##### Listed records
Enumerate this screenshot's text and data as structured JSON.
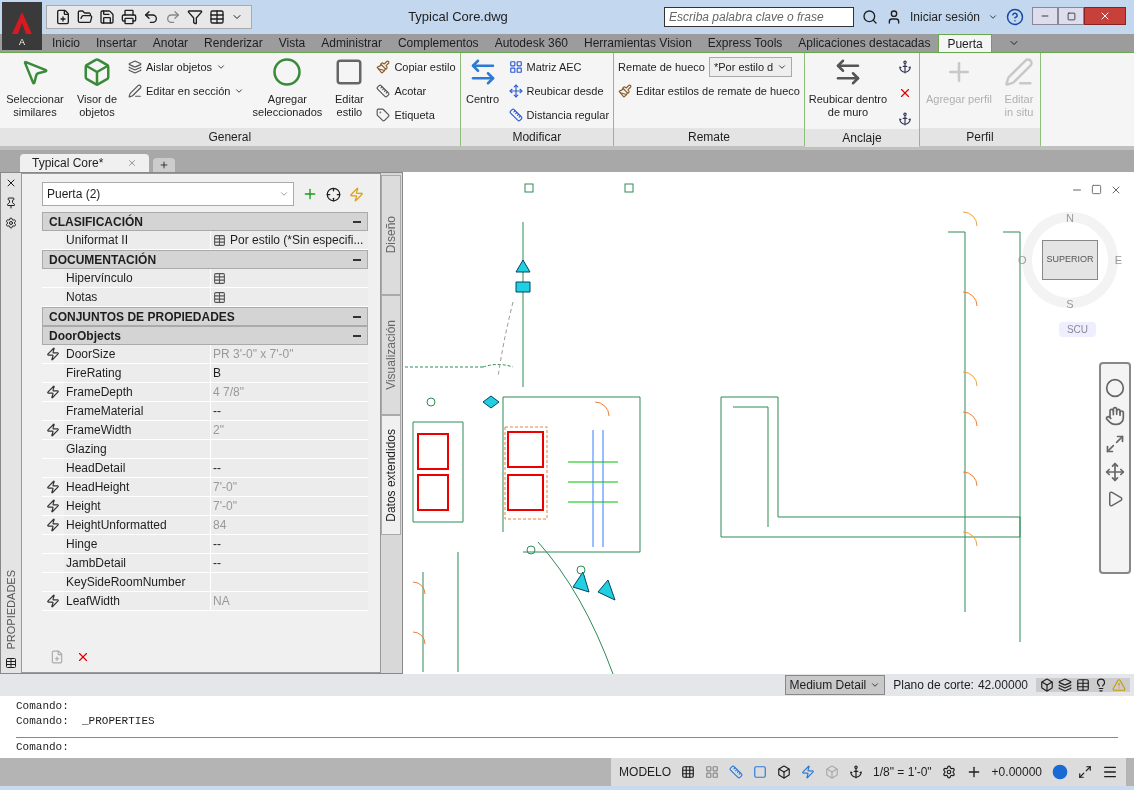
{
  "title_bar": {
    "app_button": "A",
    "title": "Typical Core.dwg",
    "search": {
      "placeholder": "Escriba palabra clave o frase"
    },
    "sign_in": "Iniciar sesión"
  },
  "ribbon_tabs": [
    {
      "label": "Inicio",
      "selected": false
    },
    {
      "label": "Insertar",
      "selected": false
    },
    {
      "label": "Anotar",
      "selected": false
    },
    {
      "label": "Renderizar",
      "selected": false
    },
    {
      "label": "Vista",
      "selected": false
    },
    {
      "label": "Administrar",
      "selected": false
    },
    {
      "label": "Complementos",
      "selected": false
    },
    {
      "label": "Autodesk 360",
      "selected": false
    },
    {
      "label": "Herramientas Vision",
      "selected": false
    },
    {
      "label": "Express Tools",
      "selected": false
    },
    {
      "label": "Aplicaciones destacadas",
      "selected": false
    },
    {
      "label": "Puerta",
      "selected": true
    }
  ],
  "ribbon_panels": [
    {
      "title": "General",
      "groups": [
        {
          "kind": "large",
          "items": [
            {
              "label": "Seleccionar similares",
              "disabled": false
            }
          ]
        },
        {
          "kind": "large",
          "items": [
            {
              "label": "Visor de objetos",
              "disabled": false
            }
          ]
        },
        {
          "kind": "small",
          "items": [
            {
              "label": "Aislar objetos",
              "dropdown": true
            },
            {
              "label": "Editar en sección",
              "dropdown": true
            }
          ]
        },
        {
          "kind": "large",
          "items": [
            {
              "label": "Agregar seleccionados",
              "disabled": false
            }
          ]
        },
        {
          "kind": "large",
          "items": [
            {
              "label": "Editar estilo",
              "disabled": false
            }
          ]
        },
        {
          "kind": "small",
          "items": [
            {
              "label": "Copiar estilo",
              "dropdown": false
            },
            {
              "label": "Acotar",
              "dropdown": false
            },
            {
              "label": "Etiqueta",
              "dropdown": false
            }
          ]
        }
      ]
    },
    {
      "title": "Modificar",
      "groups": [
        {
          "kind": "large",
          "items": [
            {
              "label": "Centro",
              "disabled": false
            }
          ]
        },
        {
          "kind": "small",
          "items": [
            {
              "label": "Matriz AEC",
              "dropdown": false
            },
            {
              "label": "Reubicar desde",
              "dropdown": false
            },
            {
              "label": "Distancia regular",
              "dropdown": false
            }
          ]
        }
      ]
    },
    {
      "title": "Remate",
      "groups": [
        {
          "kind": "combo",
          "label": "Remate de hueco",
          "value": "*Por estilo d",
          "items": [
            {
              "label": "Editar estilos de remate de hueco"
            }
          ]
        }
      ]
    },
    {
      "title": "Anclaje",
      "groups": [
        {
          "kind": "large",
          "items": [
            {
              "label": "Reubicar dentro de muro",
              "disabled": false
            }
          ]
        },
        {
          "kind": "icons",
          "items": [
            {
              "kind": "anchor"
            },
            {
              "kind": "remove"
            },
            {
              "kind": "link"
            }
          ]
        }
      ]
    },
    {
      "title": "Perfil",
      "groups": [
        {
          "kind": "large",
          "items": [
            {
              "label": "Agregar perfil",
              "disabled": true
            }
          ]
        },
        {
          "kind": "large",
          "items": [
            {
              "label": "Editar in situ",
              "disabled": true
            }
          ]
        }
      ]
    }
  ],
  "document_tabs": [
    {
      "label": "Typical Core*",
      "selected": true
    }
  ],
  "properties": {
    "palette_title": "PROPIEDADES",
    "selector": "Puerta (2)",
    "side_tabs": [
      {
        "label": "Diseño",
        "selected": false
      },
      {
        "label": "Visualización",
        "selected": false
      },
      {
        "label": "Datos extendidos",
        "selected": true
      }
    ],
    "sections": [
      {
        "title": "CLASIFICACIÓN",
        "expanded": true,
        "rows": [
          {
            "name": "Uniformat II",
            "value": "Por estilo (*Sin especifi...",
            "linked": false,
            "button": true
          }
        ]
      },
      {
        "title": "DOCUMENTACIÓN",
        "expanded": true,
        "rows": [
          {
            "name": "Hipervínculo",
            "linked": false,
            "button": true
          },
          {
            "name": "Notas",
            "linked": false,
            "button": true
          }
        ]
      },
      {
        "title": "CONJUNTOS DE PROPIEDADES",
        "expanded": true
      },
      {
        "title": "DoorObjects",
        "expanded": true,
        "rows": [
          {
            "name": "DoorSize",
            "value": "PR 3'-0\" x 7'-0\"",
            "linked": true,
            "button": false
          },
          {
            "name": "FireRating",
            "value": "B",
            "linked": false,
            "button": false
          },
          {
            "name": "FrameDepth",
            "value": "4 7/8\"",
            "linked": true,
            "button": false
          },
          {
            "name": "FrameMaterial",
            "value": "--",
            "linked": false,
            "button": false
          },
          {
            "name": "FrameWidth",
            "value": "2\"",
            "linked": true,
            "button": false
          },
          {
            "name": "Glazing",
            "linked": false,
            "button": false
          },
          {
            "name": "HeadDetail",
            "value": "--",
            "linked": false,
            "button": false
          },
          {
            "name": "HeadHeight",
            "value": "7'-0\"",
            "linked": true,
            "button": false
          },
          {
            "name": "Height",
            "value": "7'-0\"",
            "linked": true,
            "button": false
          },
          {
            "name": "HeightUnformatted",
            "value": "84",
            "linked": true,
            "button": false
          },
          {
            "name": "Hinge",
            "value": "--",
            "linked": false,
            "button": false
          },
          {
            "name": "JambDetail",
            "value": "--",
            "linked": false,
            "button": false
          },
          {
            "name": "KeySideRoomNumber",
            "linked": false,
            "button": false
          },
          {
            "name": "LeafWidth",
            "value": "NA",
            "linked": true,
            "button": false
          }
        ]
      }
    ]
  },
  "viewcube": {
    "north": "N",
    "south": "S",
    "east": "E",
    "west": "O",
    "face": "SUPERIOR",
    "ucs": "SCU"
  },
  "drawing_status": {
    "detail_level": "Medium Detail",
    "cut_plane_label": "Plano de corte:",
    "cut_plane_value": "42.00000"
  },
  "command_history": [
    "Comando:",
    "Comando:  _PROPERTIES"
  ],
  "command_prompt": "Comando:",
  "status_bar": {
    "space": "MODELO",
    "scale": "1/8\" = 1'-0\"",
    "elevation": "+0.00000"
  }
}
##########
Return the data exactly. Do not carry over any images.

§ Written response:
Enumerate this screenshot's text and data as structured JSON.
{
  "title_bar": {
    "app_button": "A",
    "title": "Typical Core.dwg",
    "search": {
      "placeholder": "Escriba palabra clave o frase"
    },
    "sign_in": "Iniciar sesión"
  },
  "ribbon_tabs": [
    {
      "label": "Inicio",
      "selected": false
    },
    {
      "label": "Insertar",
      "selected": false
    },
    {
      "label": "Anotar",
      "selected": false
    },
    {
      "label": "Renderizar",
      "selected": false
    },
    {
      "label": "Vista",
      "selected": false
    },
    {
      "label": "Administrar",
      "selected": false
    },
    {
      "label": "Complementos",
      "selected": false
    },
    {
      "label": "Autodesk 360",
      "selected": false
    },
    {
      "label": "Herramientas Vision",
      "selected": false
    },
    {
      "label": "Express Tools",
      "selected": false
    },
    {
      "label": "Aplicaciones destacadas",
      "selected": false
    },
    {
      "label": "Puerta",
      "selected": true
    }
  ],
  "ribbon_panels": [
    {
      "title": "General",
      "groups": [
        {
          "kind": "large",
          "items": [
            {
              "label": "Seleccionar similares",
              "disabled": false
            }
          ]
        },
        {
          "kind": "large",
          "items": [
            {
              "label": "Visor de objetos",
              "disabled": false
            }
          ]
        },
        {
          "kind": "small",
          "items": [
            {
              "label": "Aislar objetos",
              "dropdown": true
            },
            {
              "label": "Editar en sección",
              "dropdown": true
            }
          ]
        },
        {
          "kind": "large",
          "items": [
            {
              "label": "Agregar seleccionados",
              "disabled": false
            }
          ]
        },
        {
          "kind": "large",
          "items": [
            {
              "label": "Editar estilo",
              "disabled": false
            }
          ]
        },
        {
          "kind": "small",
          "items": [
            {
              "label": "Copiar estilo",
              "dropdown": false
            },
            {
              "label": "Acotar",
              "dropdown": false
            },
            {
              "label": "Etiqueta",
              "dropdown": false
            }
          ]
        }
      ]
    },
    {
      "title": "Modificar",
      "groups": [
        {
          "kind": "large",
          "items": [
            {
              "label": "Centro",
              "disabled": false
            }
          ]
        },
        {
          "kind": "small",
          "items": [
            {
              "label": "Matriz AEC",
              "dropdown": false
            },
            {
              "label": "Reubicar desde",
              "dropdown": false
            },
            {
              "label": "Distancia regular",
              "dropdown": false
            }
          ]
        }
      ]
    },
    {
      "title": "Remate",
      "groups": [
        {
          "kind": "combo",
          "label": "Remate de hueco",
          "value": "*Por estilo d",
          "items": [
            {
              "label": "Editar estilos de remate de hueco"
            }
          ]
        }
      ]
    },
    {
      "title": "Anclaje",
      "groups": [
        {
          "kind": "large",
          "items": [
            {
              "label": "Reubicar dentro de muro",
              "disabled": false
            }
          ]
        },
        {
          "kind": "icons",
          "items": [
            {
              "kind": "anchor"
            },
            {
              "kind": "remove"
            },
            {
              "kind": "link"
            }
          ]
        }
      ]
    },
    {
      "title": "Perfil",
      "groups": [
        {
          "kind": "large",
          "items": [
            {
              "label": "Agregar perfil",
              "disabled": true
            }
          ]
        },
        {
          "kind": "large",
          "items": [
            {
              "label": "Editar in situ",
              "disabled": true
            }
          ]
        }
      ]
    }
  ],
  "document_tabs": [
    {
      "label": "Typical Core*",
      "selected": true
    }
  ],
  "properties": {
    "palette_title": "PROPIEDADES",
    "selector": "Puerta (2)",
    "side_tabs": [
      {
        "label": "Diseño",
        "selected": false
      },
      {
        "label": "Visualización",
        "selected": false
      },
      {
        "label": "Datos extendidos",
        "selected": true
      }
    ],
    "sections": [
      {
        "title": "CLASIFICACIÓN",
        "expanded": true,
        "rows": [
          {
            "name": "Uniformat II",
            "value": "Por estilo (*Sin especifi...",
            "linked": false,
            "button": true
          }
        ]
      },
      {
        "title": "DOCUMENTACIÓN",
        "expanded": true,
        "rows": [
          {
            "name": "Hipervínculo",
            "linked": false,
            "button": true
          },
          {
            "name": "Notas",
            "linked": false,
            "button": true
          }
        ]
      },
      {
        "title": "CONJUNTOS DE PROPIEDADES",
        "expanded": true
      },
      {
        "title": "DoorObjects",
        "expanded": true,
        "rows": [
          {
            "name": "DoorSize",
            "value": "PR 3'-0\" x 7'-0\"",
            "linked": true,
            "button": false
          },
          {
            "name": "FireRating",
            "value": "B",
            "linked": false,
            "button": false
          },
          {
            "name": "FrameDepth",
            "value": "4 7/8\"",
            "linked": true,
            "button": false
          },
          {
            "name": "FrameMaterial",
            "value": "--",
            "linked": false,
            "button": false
          },
          {
            "name": "FrameWidth",
            "value": "2\"",
            "linked": true,
            "button": false
          },
          {
            "name": "Glazing",
            "linked": false,
            "button": false
          },
          {
            "name": "HeadDetail",
            "value": "--",
            "linked": false,
            "button": false
          },
          {
            "name": "HeadHeight",
            "value": "7'-0\"",
            "linked": true,
            "button": false
          },
          {
            "name": "Height",
            "value": "7'-0\"",
            "linked": true,
            "button": false
          },
          {
            "name": "HeightUnformatted",
            "value": "84",
            "linked": true,
            "button": false
          },
          {
            "name": "Hinge",
            "value": "--",
            "linked": false,
            "button": false
          },
          {
            "name": "JambDetail",
            "value": "--",
            "linked": false,
            "button": false
          },
          {
            "name": "KeySideRoomNumber",
            "linked": false,
            "button": false
          },
          {
            "name": "LeafWidth",
            "value": "NA",
            "linked": true,
            "button": false
          }
        ]
      }
    ]
  },
  "viewcube": {
    "north": "N",
    "south": "S",
    "east": "E",
    "west": "O",
    "face": "SUPERIOR",
    "ucs": "SCU"
  },
  "drawing_status": {
    "detail_level": "Medium Detail",
    "cut_plane_label": "Plano de corte:",
    "cut_plane_value": "42.00000"
  },
  "command_history": [
    "Comando:",
    "Comando:  _PROPERTIES"
  ],
  "command_prompt": "Comando:",
  "status_bar": {
    "space": "MODELO",
    "scale": "1/8\" = 1'-0\"",
    "elevation": "+0.00000"
  }
}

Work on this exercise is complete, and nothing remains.